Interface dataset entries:
----

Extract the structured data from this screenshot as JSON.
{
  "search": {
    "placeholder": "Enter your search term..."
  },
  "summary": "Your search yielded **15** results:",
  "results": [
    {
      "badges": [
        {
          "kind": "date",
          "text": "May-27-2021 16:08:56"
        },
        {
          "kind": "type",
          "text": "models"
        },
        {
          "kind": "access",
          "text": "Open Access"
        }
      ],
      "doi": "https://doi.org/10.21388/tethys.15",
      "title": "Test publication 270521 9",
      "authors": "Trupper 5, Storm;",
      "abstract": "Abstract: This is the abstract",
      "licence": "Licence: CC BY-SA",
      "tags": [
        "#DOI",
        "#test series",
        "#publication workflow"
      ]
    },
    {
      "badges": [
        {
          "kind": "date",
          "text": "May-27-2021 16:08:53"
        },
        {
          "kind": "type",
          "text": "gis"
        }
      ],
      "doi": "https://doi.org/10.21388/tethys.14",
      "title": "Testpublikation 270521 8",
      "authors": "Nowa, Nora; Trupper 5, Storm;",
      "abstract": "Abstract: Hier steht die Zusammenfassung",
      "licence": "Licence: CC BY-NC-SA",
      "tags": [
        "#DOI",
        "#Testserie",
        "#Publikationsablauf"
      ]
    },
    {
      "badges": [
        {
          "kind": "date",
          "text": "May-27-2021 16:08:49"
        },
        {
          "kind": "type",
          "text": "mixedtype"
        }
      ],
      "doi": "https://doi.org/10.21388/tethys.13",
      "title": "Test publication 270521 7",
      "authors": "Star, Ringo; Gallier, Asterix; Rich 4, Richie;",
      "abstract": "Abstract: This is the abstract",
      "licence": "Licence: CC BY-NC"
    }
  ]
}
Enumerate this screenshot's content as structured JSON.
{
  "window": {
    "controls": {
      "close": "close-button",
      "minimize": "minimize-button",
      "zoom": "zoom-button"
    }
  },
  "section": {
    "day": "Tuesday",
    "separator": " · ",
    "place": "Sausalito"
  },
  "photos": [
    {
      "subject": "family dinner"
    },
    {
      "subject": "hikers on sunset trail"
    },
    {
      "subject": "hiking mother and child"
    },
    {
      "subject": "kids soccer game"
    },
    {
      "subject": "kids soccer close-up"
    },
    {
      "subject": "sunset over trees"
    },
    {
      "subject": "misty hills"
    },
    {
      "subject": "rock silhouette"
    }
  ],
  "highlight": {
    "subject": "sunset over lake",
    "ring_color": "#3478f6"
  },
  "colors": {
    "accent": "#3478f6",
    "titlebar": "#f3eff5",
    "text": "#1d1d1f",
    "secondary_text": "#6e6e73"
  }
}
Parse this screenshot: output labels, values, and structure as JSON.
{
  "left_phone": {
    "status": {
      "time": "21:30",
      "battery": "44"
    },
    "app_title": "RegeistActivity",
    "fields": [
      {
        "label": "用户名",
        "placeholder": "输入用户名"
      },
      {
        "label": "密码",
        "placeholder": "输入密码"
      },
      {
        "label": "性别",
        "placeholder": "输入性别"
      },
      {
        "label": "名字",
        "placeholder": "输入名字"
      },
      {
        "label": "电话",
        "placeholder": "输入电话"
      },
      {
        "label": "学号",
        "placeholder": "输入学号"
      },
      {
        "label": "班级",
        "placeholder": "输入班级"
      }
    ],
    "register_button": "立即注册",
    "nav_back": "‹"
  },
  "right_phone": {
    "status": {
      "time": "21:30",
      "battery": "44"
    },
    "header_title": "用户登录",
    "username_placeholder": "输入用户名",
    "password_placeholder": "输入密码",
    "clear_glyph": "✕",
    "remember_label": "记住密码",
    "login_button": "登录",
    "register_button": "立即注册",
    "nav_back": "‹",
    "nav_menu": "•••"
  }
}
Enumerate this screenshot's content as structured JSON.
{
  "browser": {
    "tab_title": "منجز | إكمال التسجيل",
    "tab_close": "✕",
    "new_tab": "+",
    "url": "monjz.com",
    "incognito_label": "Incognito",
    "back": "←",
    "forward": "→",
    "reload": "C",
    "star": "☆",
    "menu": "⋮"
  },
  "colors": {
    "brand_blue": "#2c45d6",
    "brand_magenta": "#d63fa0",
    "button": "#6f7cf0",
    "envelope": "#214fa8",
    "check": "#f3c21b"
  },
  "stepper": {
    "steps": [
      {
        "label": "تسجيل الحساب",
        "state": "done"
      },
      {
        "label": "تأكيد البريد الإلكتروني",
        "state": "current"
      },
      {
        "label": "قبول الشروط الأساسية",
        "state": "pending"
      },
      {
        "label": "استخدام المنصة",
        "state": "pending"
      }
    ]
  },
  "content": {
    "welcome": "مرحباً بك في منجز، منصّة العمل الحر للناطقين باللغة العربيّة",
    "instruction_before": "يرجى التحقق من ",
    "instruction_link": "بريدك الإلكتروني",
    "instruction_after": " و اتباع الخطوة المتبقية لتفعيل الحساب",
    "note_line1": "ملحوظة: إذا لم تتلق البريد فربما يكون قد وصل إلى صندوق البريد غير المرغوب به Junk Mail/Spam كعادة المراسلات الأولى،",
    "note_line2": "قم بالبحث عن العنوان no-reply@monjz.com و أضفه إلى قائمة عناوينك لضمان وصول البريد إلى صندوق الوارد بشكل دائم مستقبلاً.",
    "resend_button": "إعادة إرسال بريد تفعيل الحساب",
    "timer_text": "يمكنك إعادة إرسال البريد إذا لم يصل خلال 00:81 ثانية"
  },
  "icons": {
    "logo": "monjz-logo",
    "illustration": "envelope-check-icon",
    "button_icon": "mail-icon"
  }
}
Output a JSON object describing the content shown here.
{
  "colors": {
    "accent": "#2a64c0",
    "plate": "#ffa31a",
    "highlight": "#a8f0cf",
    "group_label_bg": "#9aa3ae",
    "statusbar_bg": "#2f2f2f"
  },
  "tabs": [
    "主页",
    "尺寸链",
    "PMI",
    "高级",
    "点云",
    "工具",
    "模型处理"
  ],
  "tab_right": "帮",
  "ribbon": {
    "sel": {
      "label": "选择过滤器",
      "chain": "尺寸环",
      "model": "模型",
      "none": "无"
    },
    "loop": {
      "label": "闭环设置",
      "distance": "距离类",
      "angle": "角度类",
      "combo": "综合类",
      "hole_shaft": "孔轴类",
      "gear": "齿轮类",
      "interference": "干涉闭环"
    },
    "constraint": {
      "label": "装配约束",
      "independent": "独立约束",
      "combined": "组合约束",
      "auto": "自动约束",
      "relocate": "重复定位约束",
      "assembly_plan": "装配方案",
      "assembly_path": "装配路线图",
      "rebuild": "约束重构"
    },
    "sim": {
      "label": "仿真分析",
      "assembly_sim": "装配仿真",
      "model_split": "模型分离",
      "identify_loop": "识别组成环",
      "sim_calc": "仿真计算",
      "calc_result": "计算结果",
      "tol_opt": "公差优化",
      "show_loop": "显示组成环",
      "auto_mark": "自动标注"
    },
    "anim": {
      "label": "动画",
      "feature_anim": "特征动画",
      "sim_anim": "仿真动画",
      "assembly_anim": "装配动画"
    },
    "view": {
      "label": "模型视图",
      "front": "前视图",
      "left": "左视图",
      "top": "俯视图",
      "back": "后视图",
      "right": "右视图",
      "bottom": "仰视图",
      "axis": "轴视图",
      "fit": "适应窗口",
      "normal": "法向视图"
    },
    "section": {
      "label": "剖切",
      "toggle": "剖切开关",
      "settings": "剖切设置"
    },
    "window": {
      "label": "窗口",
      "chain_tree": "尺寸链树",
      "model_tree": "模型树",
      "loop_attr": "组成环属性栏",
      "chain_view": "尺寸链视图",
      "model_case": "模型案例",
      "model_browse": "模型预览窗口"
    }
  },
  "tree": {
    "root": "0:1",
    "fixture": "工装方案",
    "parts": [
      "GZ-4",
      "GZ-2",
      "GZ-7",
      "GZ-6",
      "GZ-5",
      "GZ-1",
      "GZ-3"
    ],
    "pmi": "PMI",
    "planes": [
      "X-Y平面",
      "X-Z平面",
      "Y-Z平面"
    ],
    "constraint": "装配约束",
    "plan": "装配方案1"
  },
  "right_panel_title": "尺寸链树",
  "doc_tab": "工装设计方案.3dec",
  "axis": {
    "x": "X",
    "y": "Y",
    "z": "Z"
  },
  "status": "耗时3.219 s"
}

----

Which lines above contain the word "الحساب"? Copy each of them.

■ Output of the task:
        "label": "تسجيل الحساب",
    "instruction_after": " و اتباع الخطوة المتبقية لتفعيل الحساب",
    "resend_button": "إعادة إرسال بريد تفعيل الحساب",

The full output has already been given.